The obituary mentioned that Clifford actually died at a hospital. Fortunately—though I found this somewhat unusual—the specific hospital was mentioned. Since the name of the hospital was not one I recalled from other family news, I once again tried my hand at genealogy-research-by-Google™.
The name of the facility was given as “the Irene Byron hospital.” Given that the family lived near downtown Fort Wayne—not to mention, that the family was Catholic—the presumed hospital of choice would have been Saint Joseph’s hospital, but evidently that was not the case for Clifford.
I found my first clue about this other hospital from a website page of Allen County's Health Department, which called it the Byron Tuberculosis Sanatorium. The facility was named in honor of Patricia Irene Byron, appointed Superintendent of the Allen County Tuberculosis Hospital, who subsequently served as a volunteer army nurse during World War I. She herself, apparently, contracted tuberculosis and died at Camp McArthur in Texas in 1918.
Following four months of illness, including the six-week hospitalization at the Sanatorium, Clifford became the first to leave the Kelly family home, the young, athletic man succumbing to the disease on February 28, 1921.

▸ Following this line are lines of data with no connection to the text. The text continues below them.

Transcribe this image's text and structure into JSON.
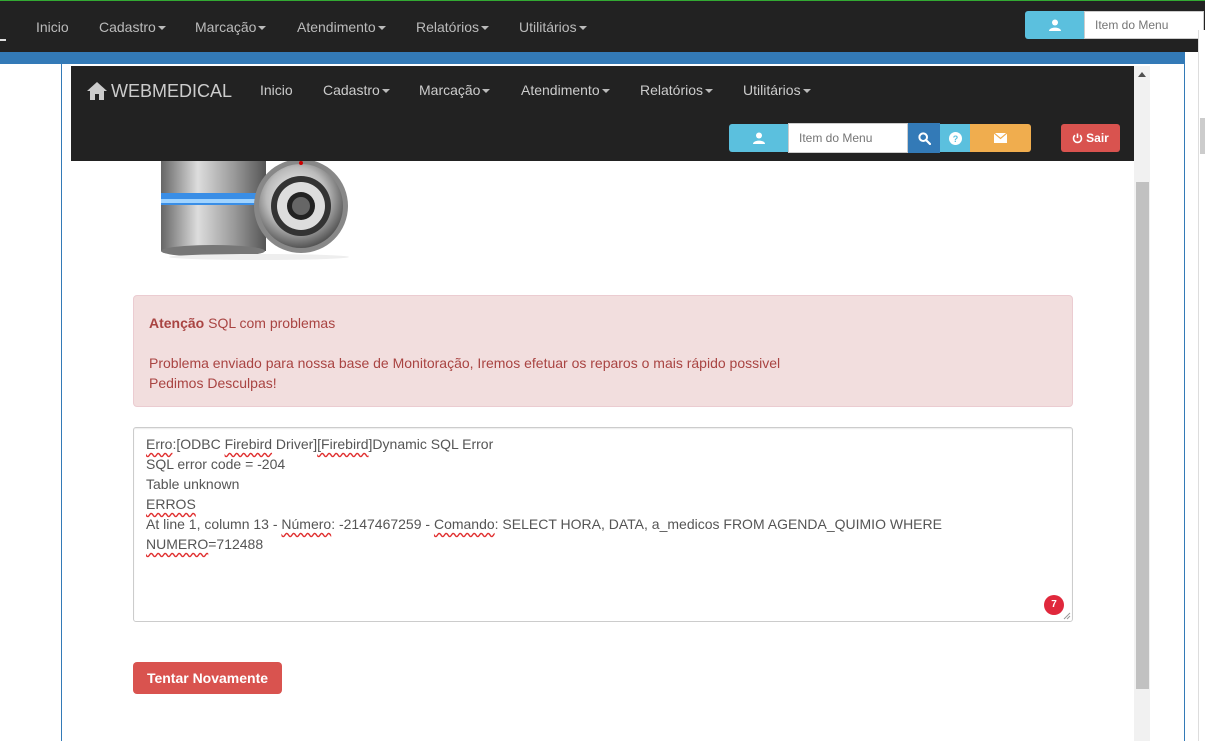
{
  "outer_nav": {
    "items": [
      "Inicio",
      "Cadastro",
      "Marcação",
      "Atendimento",
      "Relatórios",
      "Utilitários"
    ],
    "search_placeholder": "Item do Menu"
  },
  "inner_nav": {
    "brand": "WEBMEDICAL",
    "items": [
      "Inicio",
      "Cadastro",
      "Marcação",
      "Atendimento",
      "Relatórios",
      "Utilitários"
    ],
    "search_placeholder": "Item do Menu",
    "logout_label": "Sair"
  },
  "alert": {
    "strong": "Atenção",
    "title": "SQL com problemas",
    "line1": "Problema enviado para nossa base de Monitoração, Iremos efetuar os reparos o mais rápido possivel",
    "line2": "Pedimos Desculpas!"
  },
  "error": {
    "l1_erro": "Erro",
    "l1_a": ":[ODBC ",
    "l1_firebird": "Firebird",
    "l1_b": " Driver]",
    "l1_firebird2": "[Firebird",
    "l1_c": "]Dynamic SQL Error",
    "l2": "SQL error code = -204",
    "l3": "Table unknown",
    "l4": "ERROS",
    "l5_a": "At line 1, column 13 - ",
    "l5_numero": "Número",
    "l5_b": ": -2147467259 - ",
    "l5_comando": "Comando",
    "l5_c": ": SELECT HORA, DATA, a_medicos FROM AGENDA_QUIMIO WHERE",
    "l6_numero": "NUMERO",
    "l6_b": "=712488",
    "badge": "7"
  },
  "retry_label": "Tentar Novamente",
  "colors": {
    "navbar": "#222222",
    "info": "#5bc0de",
    "primary": "#337ab7",
    "warning": "#f0ad4e",
    "danger": "#d9534f",
    "alert_bg": "#f2dede",
    "alert_text": "#a94442"
  }
}
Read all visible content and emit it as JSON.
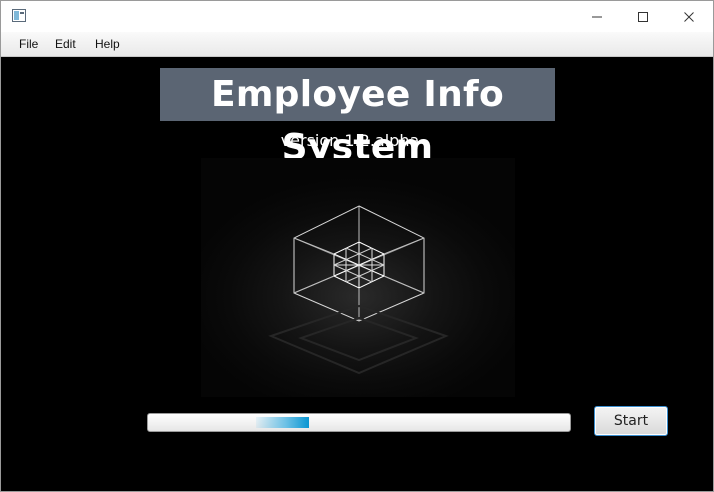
{
  "window": {
    "icon": "app-window-icon",
    "controls": [
      "minimize-icon",
      "maximize-icon",
      "close-icon"
    ]
  },
  "menubar": {
    "file": "File",
    "edit": "Edit",
    "help": "Help"
  },
  "main": {
    "title": "Employee Info System",
    "version": "version 1.2.alpha",
    "splash_icon": "wireframe-cube-icon",
    "progress_fraction": 0.38,
    "start_label": "Start"
  },
  "colors": {
    "banner": "#5b6573",
    "background": "#000000",
    "progress_accent": "#0a96d2",
    "button_focus": "#3b8fd0"
  }
}
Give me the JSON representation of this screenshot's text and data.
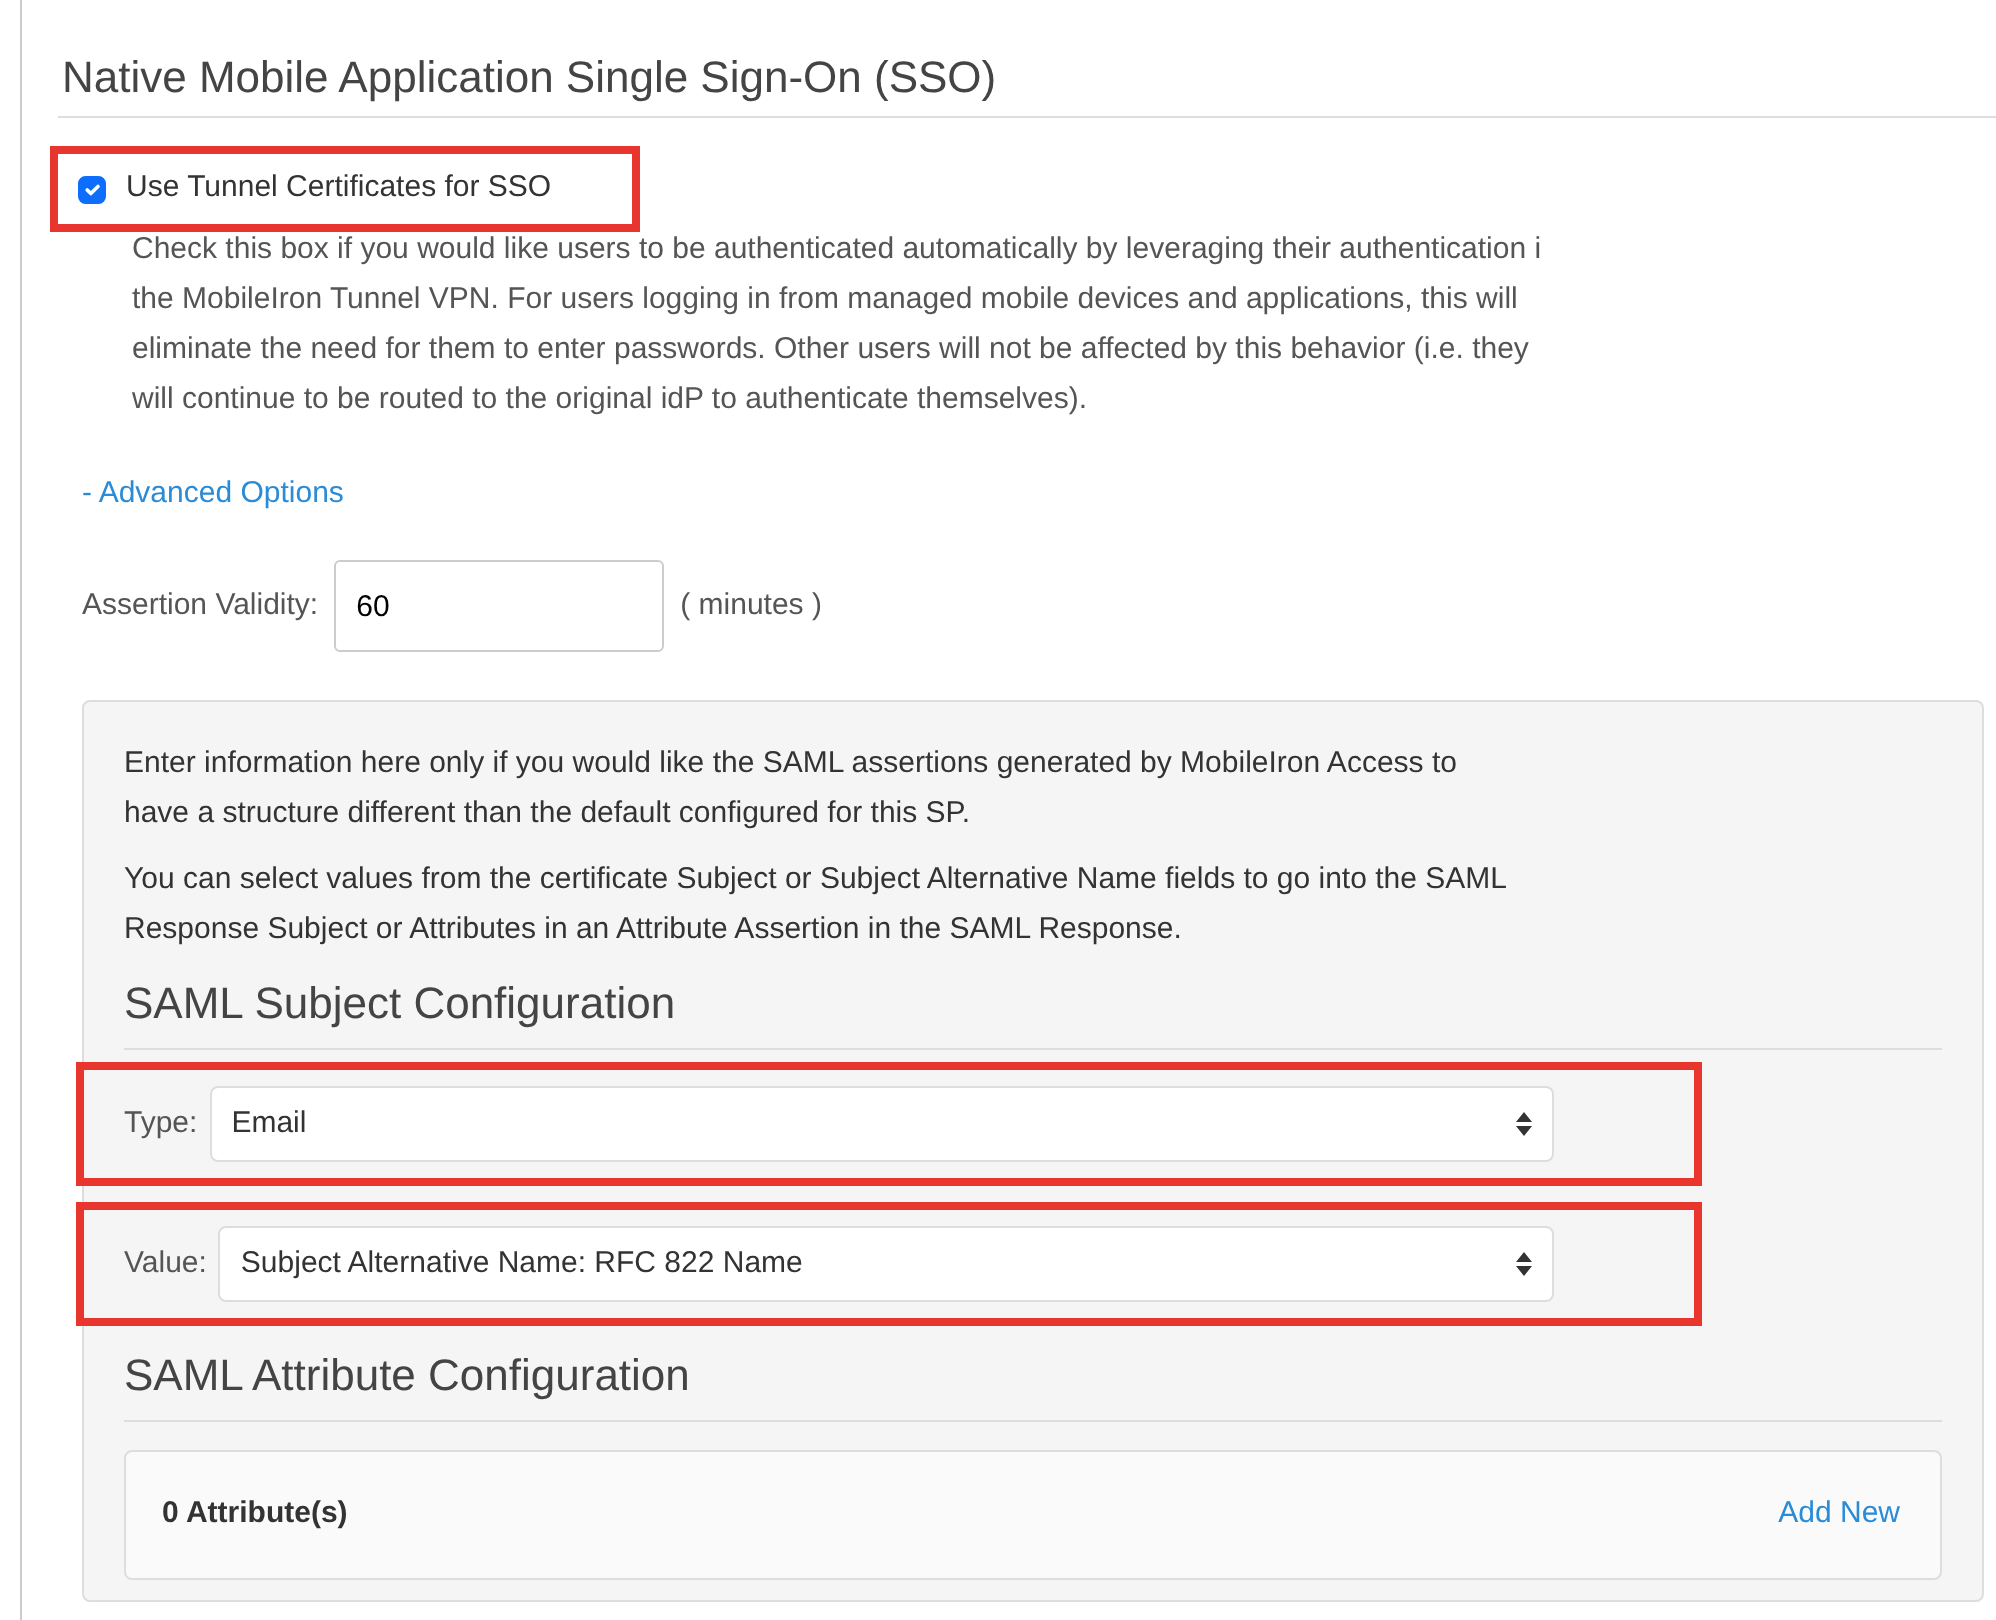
{
  "section_title": "Native Mobile Application Single Sign-On (SSO)",
  "sso_checkbox": {
    "label": "Use Tunnel Certificates for SSO",
    "checked": true,
    "highlighted": true
  },
  "sso_help_lines": [
    "Check this box if you would like users to be authenticated automatically by leveraging their authentication i",
    "the MobileIron Tunnel VPN. For users logging in from managed mobile devices and applications, this will",
    "eliminate the need for them to enter passwords. Other users will not be affected by this behavior (i.e. they",
    "will continue to be routed to the original idP to authenticate themselves)."
  ],
  "advanced_link": "- Advanced Options",
  "assertion_validity": {
    "label": "Assertion Validity:",
    "value": "60",
    "unit": "( minutes )"
  },
  "panel": {
    "intro_lines": [
      "Enter information here only if you would like the SAML assertions generated by MobileIron Access to",
      "have a structure different than the default configured for this SP."
    ],
    "info_lines": [
      "You can select values from the certificate Subject or Subject Alternative Name fields to go into the SAML",
      "Response Subject or Attributes in an Attribute Assertion in the SAML Response."
    ],
    "subject_heading": "SAML Subject Configuration",
    "subject_fields": [
      {
        "label": "Type:",
        "value": "Email",
        "highlighted": true
      },
      {
        "label": "Value:",
        "value": "Subject Alternative Name: RFC 822 Name",
        "highlighted": true
      }
    ],
    "attribute_heading": "SAML Attribute Configuration",
    "attributes": {
      "count": "0 Attribute(s)",
      "add_link": "Add New"
    }
  }
}
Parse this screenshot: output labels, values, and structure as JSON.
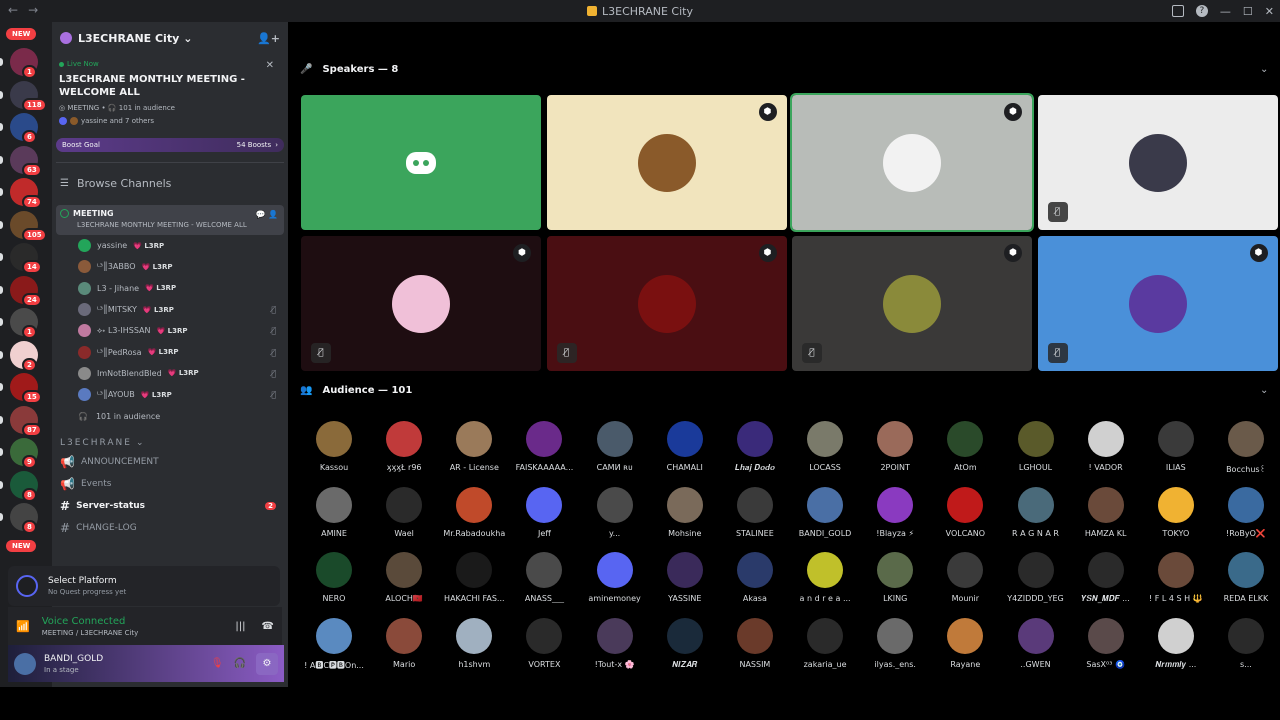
{
  "window": {
    "title": "L3ECHRANE City"
  },
  "rail": {
    "new_top": "NEW",
    "new_bottom": "NEW",
    "badges": [
      "1",
      "118",
      "6",
      "63",
      "74",
      "105",
      "14",
      "24",
      "1",
      "2",
      "15",
      "87",
      "9",
      "8",
      "8"
    ]
  },
  "guild": {
    "name": "L3ECHRANE City"
  },
  "live": {
    "label": "Live Now",
    "title": "L3ECHRANE MONTHLY MEETING - WELCOME ALL",
    "channel": "MEETING",
    "audience": "101 in audience",
    "speakers": "yassine and 7 others"
  },
  "boost": {
    "label": "Boost Goal",
    "count": "54 Boosts"
  },
  "browse": "Browse Channels",
  "stage": {
    "name": "MEETING",
    "desc": "L3ECHRANE MONTHLY MEETING - WELCOME ALL",
    "users": [
      {
        "name": "yassine",
        "tag": "L3RP",
        "color": "#23a55a",
        "muted": false
      },
      {
        "name": "ᴸ³║3ABBO",
        "tag": "L3RP",
        "color": "#8a5a3a",
        "muted": false
      },
      {
        "name": "L3 - Jihane",
        "tag": "L3RP",
        "color": "#5a8a7a",
        "muted": false
      },
      {
        "name": "ᴸ³║MITSKY",
        "tag": "L3RP",
        "color": "#6a6a7a",
        "muted": true
      },
      {
        "name": "⟡˖ L3-IHSSAN",
        "tag": "L3RP",
        "color": "#c07aa0",
        "muted": true
      },
      {
        "name": "ᴸ³║PedRosa",
        "tag": "L3RP",
        "color": "#8a2a2a",
        "muted": true
      },
      {
        "name": "ImNotBlendBled",
        "tag": "L3RP",
        "color": "#8a8a8a",
        "muted": true
      },
      {
        "name": "ᴸ³║AYOUB",
        "tag": "L3RP",
        "color": "#5a7ac0",
        "muted": true
      }
    ],
    "audience": "101 in audience"
  },
  "category": "L3ECHRANE",
  "channels": [
    {
      "name": "ANNOUNCEMENT",
      "bold": false,
      "badge": ""
    },
    {
      "name": "Events",
      "bold": false,
      "badge": ""
    },
    {
      "name": "Server-status",
      "bold": true,
      "badge": "2"
    },
    {
      "name": "CHANGE-LOG",
      "bold": false,
      "badge": ""
    }
  ],
  "quest": {
    "title": "Select Platform",
    "sub": "No Quest progress yet"
  },
  "voice": {
    "status": "Voice Connected",
    "where": "MEETING / L3ECHRANE City"
  },
  "user": {
    "name": "BANDI_GOLD",
    "status": "In a stage"
  },
  "speakers": {
    "label": "Speakers — 8",
    "tiles": [
      {
        "bg": "#3ba55c",
        "face": "discord",
        "mod": false,
        "muted": false,
        "selected": false
      },
      {
        "bg": "#f1e4bd",
        "face": "#8a5a2a",
        "mod": true,
        "muted": false,
        "selected": false
      },
      {
        "bg": "#b8bcb8",
        "face": "#f2f2f2",
        "mod": true,
        "muted": false,
        "selected": true
      },
      {
        "bg": "#ececec",
        "face": "#3a3a4a",
        "mod": false,
        "muted": true,
        "selected": false
      },
      {
        "bg": "#1e0d11",
        "face": "#f0c0d8",
        "mod": true,
        "muted": true,
        "selected": false
      },
      {
        "bg": "#4a0e12",
        "face": "#7a1010",
        "mod": true,
        "muted": true,
        "selected": false
      },
      {
        "bg": "#3a3938",
        "face": "#8a8a3a",
        "mod": true,
        "muted": true,
        "selected": false
      },
      {
        "bg": "#4a90d9",
        "face": "#5a3aa0",
        "mod": true,
        "muted": true,
        "selected": false
      }
    ]
  },
  "audience": {
    "label": "Audience — 101",
    "members": [
      {
        "name": "Kassou",
        "color": "#8a6a3a"
      },
      {
        "name": "ӽӽӽŁ r96",
        "color": "#c03a3a"
      },
      {
        "name": "AR - License",
        "color": "#9a7a5a"
      },
      {
        "name": "FAISKAAAAA...",
        "color": "#6a2a8a"
      },
      {
        "name": "САМИ ʀᴜ",
        "color": "#4a5a6a"
      },
      {
        "name": "CHAMALI",
        "color": "#1a3a9a"
      },
      {
        "name": "𝑳𝒉𝒂𝒋 𝑫𝒐𝒅𝒐",
        "color": "#3a2a7a"
      },
      {
        "name": "LOCASS",
        "color": "#7a7a6a"
      },
      {
        "name": "2POINT",
        "color": "#9a6a5a"
      },
      {
        "name": "AtOm",
        "color": "#2a4a2a"
      },
      {
        "name": "LGHOUL",
        "color": "#5a5a2a"
      },
      {
        "name": "! VADOR",
        "color": "#d0d0d0"
      },
      {
        "name": "ILIAS",
        "color": "#3a3a3a"
      },
      {
        "name": "Bocchus꒰",
        "color": "#6a5a4a"
      },
      {
        "name": "AMINE",
        "color": "#6a6a6a"
      },
      {
        "name": "Wael",
        "color": "#2a2a2a"
      },
      {
        "name": "Mr.Rabadoukha",
        "color": "#c04a2a"
      },
      {
        "name": "Jeff",
        "color": "#5865f2"
      },
      {
        "name": "y...",
        "color": "#4a4a4a"
      },
      {
        "name": "Mohsine",
        "color": "#7a6a5a"
      },
      {
        "name": "STALINEE",
        "color": "#3a3a3a"
      },
      {
        "name": "BANDI_GOLD",
        "color": "#4a6fa5"
      },
      {
        "name": "!Blayza ⚡",
        "color": "#8a3ac0"
      },
      {
        "name": "VOLCANO",
        "color": "#c01a1a"
      },
      {
        "name": "R A G N A R",
        "color": "#4a6a7a"
      },
      {
        "name": "HAMZA KL",
        "color": "#6a4a3a"
      },
      {
        "name": "TOKYO",
        "color": "#f0b232"
      },
      {
        "name": "!RoByO❌",
        "color": "#3a6aa0"
      },
      {
        "name": "NERO",
        "color": "#1a4a2a"
      },
      {
        "name": "ALOCH🇲🇦",
        "color": "#5a4a3a"
      },
      {
        "name": "HAKACHI FAS...",
        "color": "#1a1a1a"
      },
      {
        "name": "ANASS___",
        "color": "#4a4a4a"
      },
      {
        "name": "aminemoney",
        "color": "#5865f2"
      },
      {
        "name": "YASSINE",
        "color": "#3a2a5a"
      },
      {
        "name": "Akasa",
        "color": "#2a3a6a"
      },
      {
        "name": "a n d r e a ...",
        "color": "#c0c02a"
      },
      {
        "name": "LKING",
        "color": "#5a6a4a"
      },
      {
        "name": "Mounir",
        "color": "#3a3a3a"
      },
      {
        "name": "Y4ZIDDD_YEG",
        "color": "#2a2a2a"
      },
      {
        "name": "𝒀𝑺𝑵_𝑴𝑫𝑭 ...",
        "color": "#2a2a2a"
      },
      {
        "name": "! F L 4 S H 🔱",
        "color": "#6a4a3a"
      },
      {
        "name": "REDA ELKK",
        "color": "#3a6a8a"
      },
      {
        "name": "! A🅱C🅿🅱On...",
        "color": "#5a8ac0"
      },
      {
        "name": "Mario",
        "color": "#8a4a3a"
      },
      {
        "name": "h1shvm",
        "color": "#a0b0c0"
      },
      {
        "name": "VORTEX",
        "color": "#2a2a2a"
      },
      {
        "name": "!Tout-x 🌸",
        "color": "#4a3a5a"
      },
      {
        "name": "𝑵𝑰𝒁𝑨𝑹",
        "color": "#1a2a3a"
      },
      {
        "name": "NASSIM",
        "color": "#6a3a2a"
      },
      {
        "name": "zakaria_ue",
        "color": "#2a2a2a"
      },
      {
        "name": "ilyas._ens.",
        "color": "#6a6a6a"
      },
      {
        "name": "Rayane",
        "color": "#c07a3a"
      },
      {
        "name": "..GWEN",
        "color": "#5a3a7a"
      },
      {
        "name": "SasX⁰³ 🧿",
        "color": "#5a4a4a"
      },
      {
        "name": "𝑵𝒓𝒎𝒎𝒍𝒚 ...",
        "color": "#d0d0d0"
      },
      {
        "name": "s...",
        "color": "#2a2a2a"
      }
    ]
  }
}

J. Clifford Kelly, 18-year-old son of Mr. and Mrs. Patrick Kelly, 831 Huestis avenue, died at 7 o'clock this morning at the Irene Byron hospital where he had been a patient for six weeks. He had been employed at the Dudio plant until his illness four months ago. He graduated from the St. Patrick's parochial school, and was a popular member of the Holy Name society and the Lyceum Athletic association.Surviving are the mother, and the father who is engineer at the No. 3 pumping station; four sisters, Catherine, Helen, Marie and Mildred, and three brothers, Fred, Emmet, and Stephen, all living at home.Funeral services will be held at the home Thursday morning at 8:30 o'clock and at the St. Patrick's church at 9 o'clock, with Rev. Joseph F. Delaney officiating. Burial in the Catholic cemetery.